On this day in 1916, John Lee White (1893-1916) died of wounds sustained in action on the Western Front in the Great War.
John was 24 and a private in the 4th Battalion of the Worcestershire Regiment when he lost his life on the Somme in France on October 25, 1916.
His death was announced nine days later in The Western Times.
The newspaper reported that his sisters in Drewsteignton had initially been told that John’s ‘left arm had been amputated and that he had also been wounded in the head’.
But, said The Western Times, ‘the news of his death so soon after the first intimation came as a shock to his relatives and many friends’.
John was the ‘third of Drewsteignton’s heroes’ to have made ‘the great sacrifice’.
He volunteered for service under a recruitment drive called the Derby Scheme – named after Edward Stanley, the 17th Earl of Derby.
He had been in France only a month before he lost his life and had visited his home in Drewsteignton eight weeks before he died.
The Western Times said that John died on the day one of his sisters celebrated her birthday.
‘Private White was of a bright … disposition and was a member of the Reading Room Club in which he took a very keen interest. The deepest sympathy is felt for the father, brothers and sisters,’ said the newspaper.
A memorial service for John was held at Drewsteignton Parish Church on November 5, 1916.
He was buried at St Sever Cemetery in Rouen, France, and is remembered on Drewsteignton War Memorial.
John was the son of William George White (1856-1931) and Mary Ann Lee. William was the son of Eliza Tancock (1828-1896) and Samuel White (1829-1891). Eliza was the sister of Sarah Tancock (1851-1900), who married Daniel Arscott (1857-1922) on October 17, 1877 at Tristram Chapel, Puddington. Daniel was my great-grandfather.

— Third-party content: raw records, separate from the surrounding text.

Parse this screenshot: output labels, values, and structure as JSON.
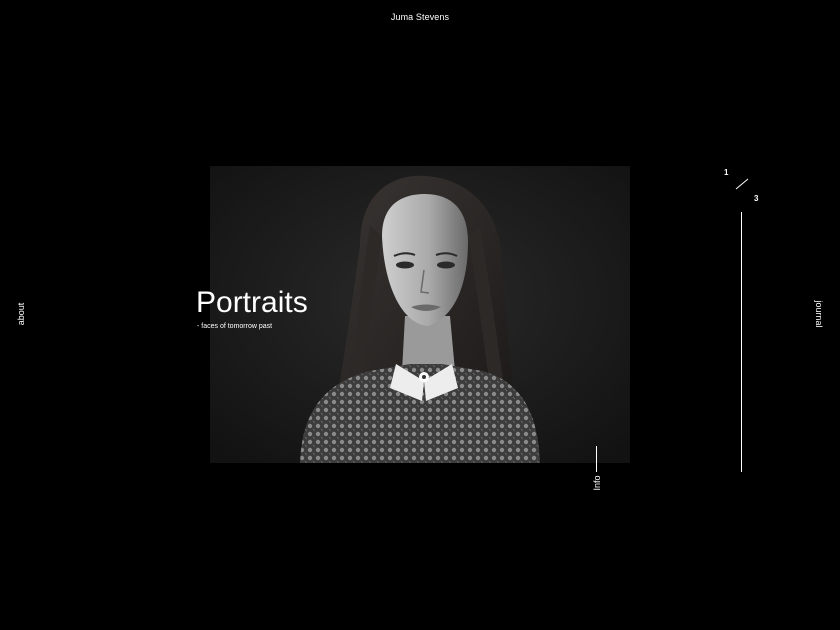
{
  "header": {
    "site_name": "Juma Stevens"
  },
  "nav": {
    "left_label": "about",
    "right_label": "journal"
  },
  "project": {
    "title": "Portraits",
    "subtitle": "- faces of tomorrow past",
    "info_label": "Info"
  },
  "slider": {
    "current": "1",
    "total": "3"
  }
}
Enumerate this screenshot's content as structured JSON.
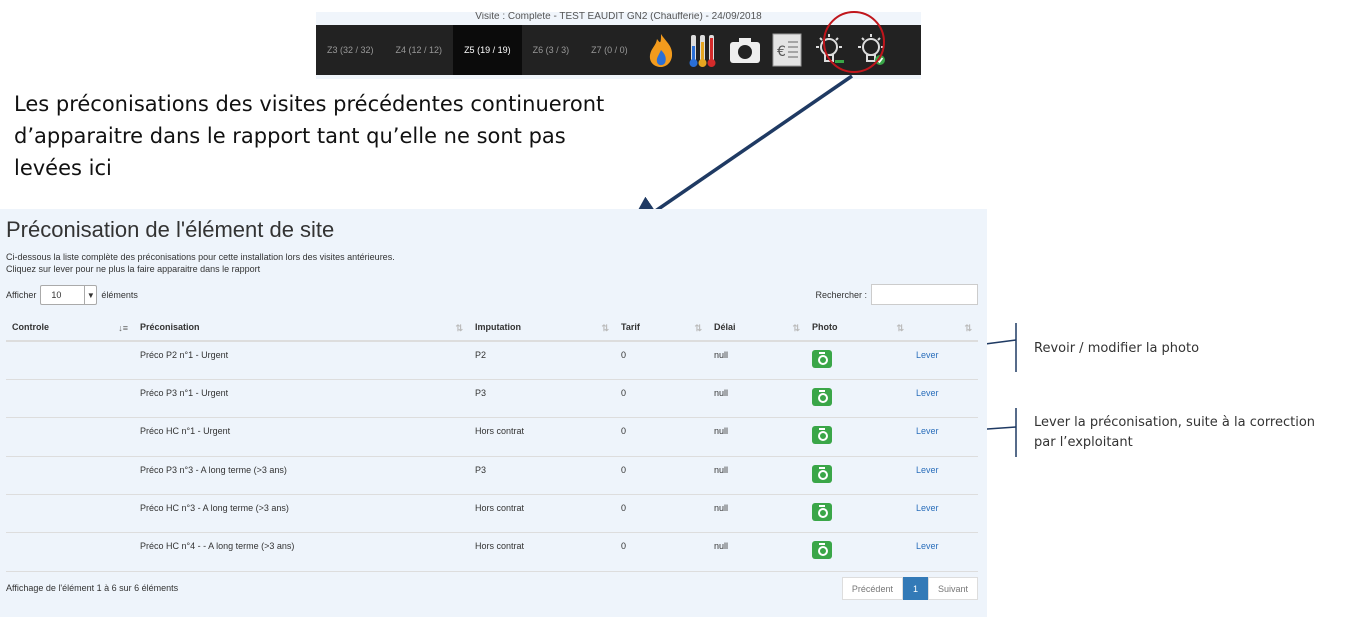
{
  "header": {
    "title": "Visite : Complete - TEST EAUDIT GN2 (Chaufferie) - 24/09/2018",
    "tabs": [
      "Z3 (32 / 32)",
      "Z4 (12 / 12)",
      "Z5 (19 / 19)",
      "Z6 (3 / 3)",
      "Z7 (0 / 0)"
    ],
    "active_tab": "Z5 (19 / 19)"
  },
  "annotations": {
    "main": "Les préconisations des visites précédentes continueront d’apparaitre dans le rapport tant qu’elle ne sont pas levées ici",
    "photo_note": "Revoir / modifier la photo",
    "lever_note_line1": "Lever la préconisation, suite à la correction",
    "lever_note_line2": "par l’exploitant"
  },
  "panel": {
    "title": "Préconisation de l'élément de site",
    "desc_line1": "Ci-dessous la liste complète des préconisations pour cette installation lors des visites antérieures.",
    "desc_line2": "Cliquez sur lever pour ne plus la faire apparaitre dans le rapport",
    "show_label": "Afficher",
    "show_value": "10",
    "show_suffix": "éléments",
    "search_label": "Rechercher :",
    "columns": [
      "Controle",
      "Préconisation",
      "Imputation",
      "Tarif",
      "Délai",
      "Photo",
      ""
    ],
    "rows": [
      {
        "controle": "",
        "preco": "Préco P2 n°1 - Urgent",
        "imputation": "P2",
        "tarif": "0",
        "delai": "null",
        "action": "Lever"
      },
      {
        "controle": "",
        "preco": "Préco P3 n°1 - Urgent",
        "imputation": "P3",
        "tarif": "0",
        "delai": "null",
        "action": "Lever"
      },
      {
        "controle": "",
        "preco": "Préco HC n°1 - Urgent",
        "imputation": "Hors contrat",
        "tarif": "0",
        "delai": "null",
        "action": "Lever"
      },
      {
        "controle": "",
        "preco": "Préco P3 n°3 - A long terme (>3 ans)",
        "imputation": "P3",
        "tarif": "0",
        "delai": "null",
        "action": "Lever"
      },
      {
        "controle": "",
        "preco": "Préco HC n°3 - A long terme (>3 ans)",
        "imputation": "Hors contrat",
        "tarif": "0",
        "delai": "null",
        "action": "Lever"
      },
      {
        "controle": "",
        "preco": "Préco HC n°4 - - A long terme (>3 ans)",
        "imputation": "Hors contrat",
        "tarif": "0",
        "delai": "null",
        "action": "Lever"
      }
    ],
    "info": "Affichage de l'élément 1 à 6 sur 6 éléments",
    "pager": {
      "prev": "Précédent",
      "current": "1",
      "next": "Suivant"
    }
  },
  "colors": {
    "camera": "#3aa648",
    "link": "#2a6ebb",
    "highlight_circle": "#c0161c",
    "arrow": "#1f3a63"
  }
}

John was born in 1893 in Drewsteignton. In 1901, he lived with his widowed father in Preston Cottages, Drewsteignton.
John Lee White’s grave at St Sever Cemetery, Rouen. Photo by Lesueur Dominique.